If you've ever come across this error, it can be very misleading.
Caused by: java.lang.OutOfMemoryError: unable to create new native thread at java.lang.Thread.start0(Native Method) at java.lang.Thread.start(Thread.java:640)
The common suggestion (as the error suggests) is a memory related problem. Some tips but ultimately unhelpful:
The common theme amongst all of them is the stack size.
Came across this post with same test code:
However the tests were inconsistent, modified it to only go 50 calls deep. Modified code here.
We discovered that changing the options made very little difference to the maximum number of threads.
Originally we thought it was related to changing the linux option for hard/soft maximum number of files that we did the day before:
# vi /etc/security/limits.conf testuser soft nofile 4096 testuser hard nofile 10240 # ulimit -Hn 10240
However that didn't seem to be it.
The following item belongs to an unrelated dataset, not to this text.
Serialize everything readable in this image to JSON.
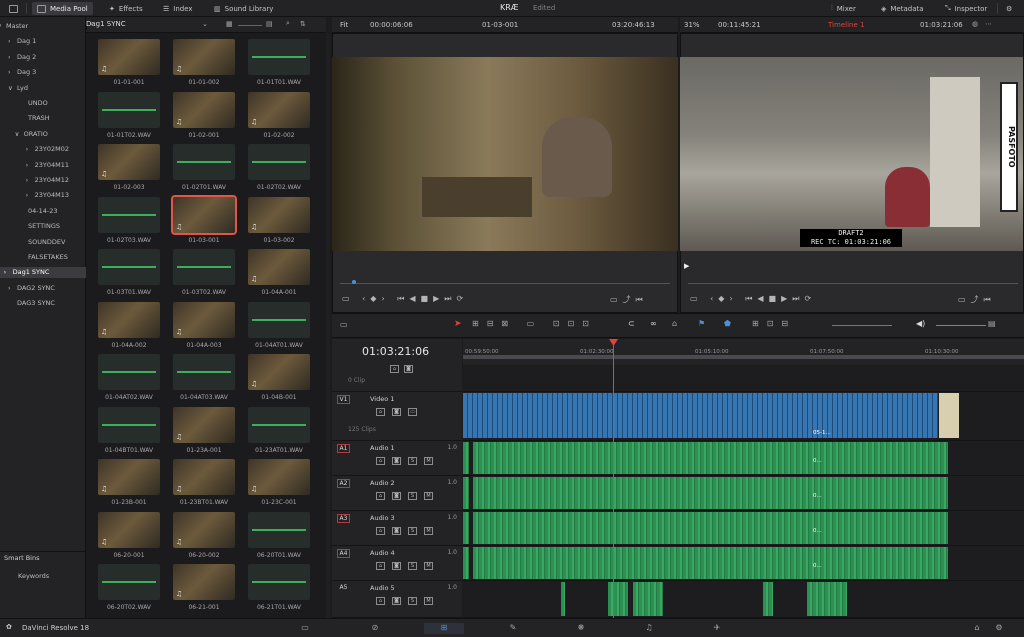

Then we finally came across max process per user:
ulimit -a core file size (blocks, -c) 0 data seg size (kbytes, -d) unlimited scheduling priority (-e) 0 file size (blocks, -f) unlimited pending signals (-i) 515005 max locked memory (kbytes, -l) 64 max memory size (kbytes, -m) unlimited open files (-n) 4096 pipe size (512 bytes, -p) 8 POSIX message queues (bytes, -q) 819200 real-time priority (-r) 0 stack size (kbytes, -s) 10240 cpu time (seconds, -t) unlimited max user processes (-u) 1024 virtual memory (kbytes, -v) unlimited file locks (-x) unlimited
Which is set to 1024 by default. So adding this to ~/.profile fixed it for us:
ulimit -u 4096
To see the number of process for a user run this (replacing [user] with the username):
ps -eLF -u[user] | wc -l